The young body slumped dead on the ground. Blood flowed along the passage and over the edge of the balcony.
Albert went to shut his door, but too late the murderer had seen him. Their eyes held each other, one in terror, the other venom.

Albert slammed the door shut.

The police were quick on the scene, and the blood at Albert’s front door led to him being questioned. He was trying to wash the blood off his slippers when they knocked. He found it terrifying being taken down to the station, questioned then shown pictures and asked to identify the murderer.

Of course he said he didn’t recognise the culprit, even though the memory of the youth, the knife and those eyes were now stamped on his brain forever.

He was grateful when they drove him home, even in a police car, he felt too shaken to take the bus.
It was the next morning. He was scraping charcoal off his toast, he had burned the last two slices of his loaf, and he wouldn’t be going out for any more until the end of the week, even if he did have the money.
He thought it was the police again when the doorbell rang. He opened it without the chain.
Those same murdering eyes stared at him.

He tried to shut the door. The foot in it prevented him. Albert felt his saliva dry in his mouth. ‘ they asked me, sh..showed me your picture,’ he said trying to control his stuttering. ‘I s..said I never saw your face.

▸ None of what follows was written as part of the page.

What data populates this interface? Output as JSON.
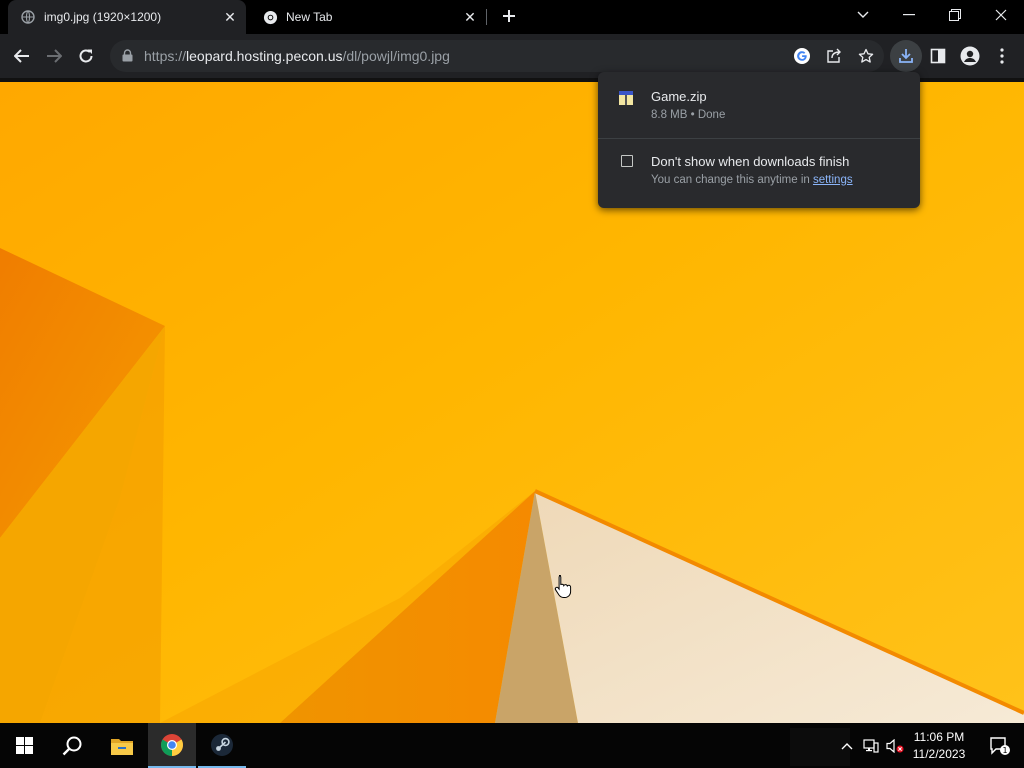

I n…never grassed you up. Leave me alone. Please.’
A hand came up from the youth’s side. It held a .22 revolver, the pack pointing at Albert’s face.
His heartbeat doubled and his voice rose and then broke as he begged. ‘Please, I never told.’ His hand tried to protect his face but was knocked aside as the cold steel of the gun pushed into his wrinkled temple.
He started to cry. ‘I..I..s..said I didn’t know nothing, didn’t recognise you...Please trust me.’
‘That was your mistake, Old Man.’ The cock of the safety catch made Albert gasp. He could no longer speak. His body shook pathetically.
‘Trust no one,’ the youth stated, murmuring the talisman that had kept him alive so far. "Trust no one."
Albert heard the shot, but not the silence that followed.

© Linda Regan November 2007
Linda Regan
Author of Passion Killers

The Aby Davis interview

More Stories


© Hackwriters 1999-2007 all rights reserved - all comments are the writers' own responsibiltiy - no liability accepted by or affiliates.